- **Work to be completed**: Return the records as they stand. No picture is to be included.

Items from a data source
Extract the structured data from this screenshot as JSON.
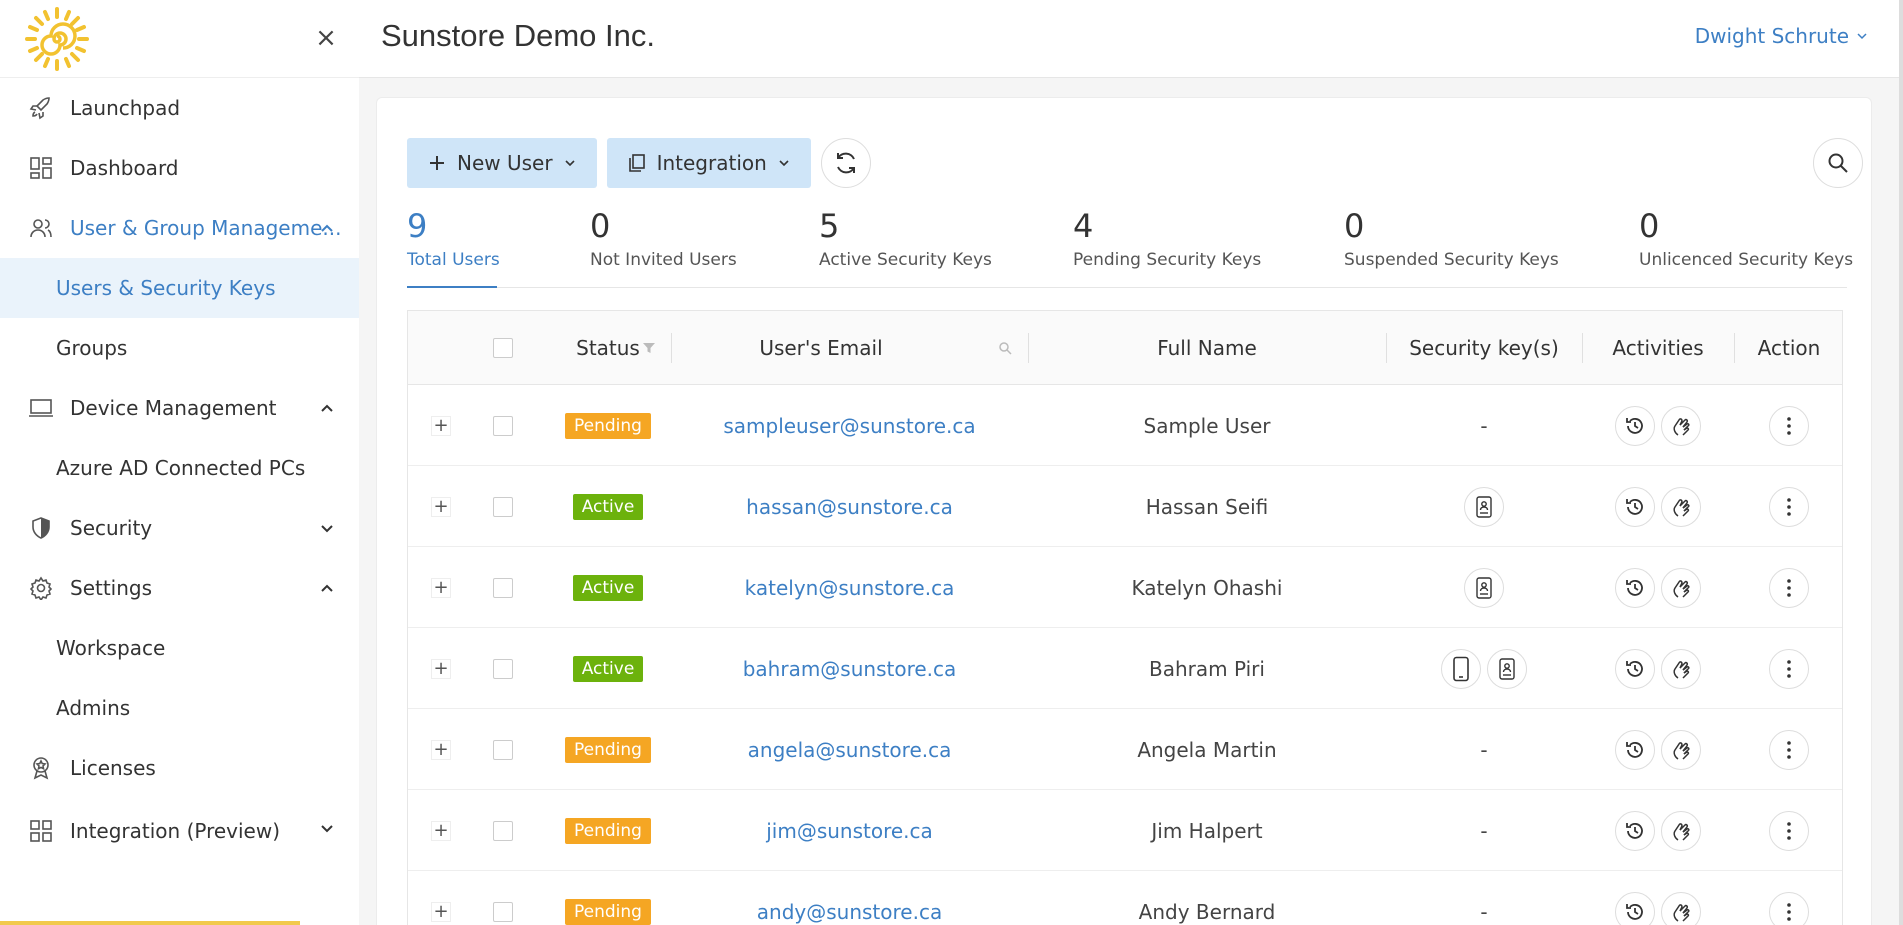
{
  "header": {
    "org_name": "Sunstore Demo Inc.",
    "user_name": "Dwight Schrute"
  },
  "sidebar": {
    "items": [
      {
        "label": "Launchpad",
        "icon": "rocket-icon"
      },
      {
        "label": "Dashboard",
        "icon": "dashboard-icon"
      },
      {
        "label": "User & Group Manageme...",
        "icon": "users-icon",
        "expanded": true
      },
      {
        "label": "Users & Security Keys",
        "sub": true,
        "selected": true
      },
      {
        "label": "Groups",
        "sub": true
      },
      {
        "label": "Device Management",
        "icon": "laptop-icon",
        "expanded": true
      },
      {
        "label": "Azure AD Connected PCs",
        "sub": true
      },
      {
        "label": "Security",
        "icon": "shield-icon",
        "expanded": false
      },
      {
        "label": "Settings",
        "icon": "gear-icon",
        "expanded": true
      },
      {
        "label": "Workspace",
        "sub": true
      },
      {
        "label": "Admins",
        "sub": true
      },
      {
        "label": "Licenses",
        "icon": "license-icon"
      },
      {
        "label": "Integration (Preview)",
        "icon": "grid-icon",
        "expanded": false
      }
    ]
  },
  "toolbar": {
    "new_user": "New User",
    "integration": "Integration"
  },
  "stats": [
    {
      "num": "9",
      "label": "Total Users",
      "active": true
    },
    {
      "num": "0",
      "label": "Not Invited Users"
    },
    {
      "num": "5",
      "label": "Active Security Keys"
    },
    {
      "num": "4",
      "label": "Pending Security Keys"
    },
    {
      "num": "0",
      "label": "Suspended Security Keys"
    },
    {
      "num": "0",
      "label": "Unlicenced Security Keys"
    }
  ],
  "table": {
    "headers": {
      "status": "Status",
      "email": "User's Email",
      "full_name": "Full Name",
      "keys": "Security key(s)",
      "activities": "Activities",
      "action": "Action"
    },
    "rows": [
      {
        "status": "Pending",
        "email": "sampleuser@sunstore.ca",
        "name": "Sample User",
        "keys": []
      },
      {
        "status": "Active",
        "email": "hassan@sunstore.ca",
        "name": "Hassan Seifi",
        "keys": [
          "card"
        ]
      },
      {
        "status": "Active",
        "email": "katelyn@sunstore.ca",
        "name": "Katelyn Ohashi",
        "keys": [
          "card"
        ]
      },
      {
        "status": "Active",
        "email": "bahram@sunstore.ca",
        "name": "Bahram Piri",
        "keys": [
          "phone",
          "card"
        ]
      },
      {
        "status": "Pending",
        "email": "angela@sunstore.ca",
        "name": "Angela Martin",
        "keys": []
      },
      {
        "status": "Pending",
        "email": "jim@sunstore.ca",
        "name": "Jim Halpert",
        "keys": []
      },
      {
        "status": "Pending",
        "email": "andy@sunstore.ca",
        "name": "Andy Bernard",
        "keys": []
      }
    ],
    "no_keys": "-"
  },
  "colors": {
    "accent": "#3d7fc4",
    "pending": "#f5a623",
    "active": "#6cb20c",
    "button_bg": "#cfe5f8"
  }
}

- **Worked solution**:
Extract the structured data from this screenshot as JSON.
{
  "header": {
    "org_name": "Sunstore Demo Inc.",
    "user_name": "Dwight Schrute"
  },
  "sidebar": {
    "items": [
      {
        "label": "Launchpad",
        "icon": "rocket-icon"
      },
      {
        "label": "Dashboard",
        "icon": "dashboard-icon"
      },
      {
        "label": "User & Group Manageme...",
        "icon": "users-icon",
        "expanded": true
      },
      {
        "label": "Users & Security Keys",
        "sub": true,
        "selected": true
      },
      {
        "label": "Groups",
        "sub": true
      },
      {
        "label": "Device Management",
        "icon": "laptop-icon",
        "expanded": true
      },
      {
        "label": "Azure AD Connected PCs",
        "sub": true
      },
      {
        "label": "Security",
        "icon": "shield-icon",
        "expanded": false
      },
      {
        "label": "Settings",
        "icon": "gear-icon",
        "expanded": true
      },
      {
        "label": "Workspace",
        "sub": true
      },
      {
        "label": "Admins",
        "sub": true
      },
      {
        "label": "Licenses",
        "icon": "license-icon"
      },
      {
        "label": "Integration (Preview)",
        "icon": "grid-icon",
        "expanded": false
      }
    ]
  },
  "toolbar": {
    "new_user": "New User",
    "integration": "Integration"
  },
  "stats": [
    {
      "num": "9",
      "label": "Total Users",
      "active": true
    },
    {
      "num": "0",
      "label": "Not Invited Users"
    },
    {
      "num": "5",
      "label": "Active Security Keys"
    },
    {
      "num": "4",
      "label": "Pending Security Keys"
    },
    {
      "num": "0",
      "label": "Suspended Security Keys"
    },
    {
      "num": "0",
      "label": "Unlicenced Security Keys"
    }
  ],
  "table": {
    "headers": {
      "status": "Status",
      "email": "User's Email",
      "full_name": "Full Name",
      "keys": "Security key(s)",
      "activities": "Activities",
      "action": "Action"
    },
    "rows": [
      {
        "status": "Pending",
        "email": "sampleuser@sunstore.ca",
        "name": "Sample User",
        "keys": []
      },
      {
        "status": "Active",
        "email": "hassan@sunstore.ca",
        "name": "Hassan Seifi",
        "keys": [
          "card"
        ]
      },
      {
        "status": "Active",
        "email": "katelyn@sunstore.ca",
        "name": "Katelyn Ohashi",
        "keys": [
          "card"
        ]
      },
      {
        "status": "Active",
        "email": "bahram@sunstore.ca",
        "name": "Bahram Piri",
        "keys": [
          "phone",
          "card"
        ]
      },
      {
        "status": "Pending",
        "email": "angela@sunstore.ca",
        "name": "Angela Martin",
        "keys": []
      },
      {
        "status": "Pending",
        "email": "jim@sunstore.ca",
        "name": "Jim Halpert",
        "keys": []
      },
      {
        "status": "Pending",
        "email": "andy@sunstore.ca",
        "name": "Andy Bernard",
        "keys": []
      }
    ],
    "no_keys": "-"
  },
  "colors": {
    "accent": "#3d7fc4",
    "pending": "#f5a623",
    "active": "#6cb20c",
    "button_bg": "#cfe5f8"
  }
}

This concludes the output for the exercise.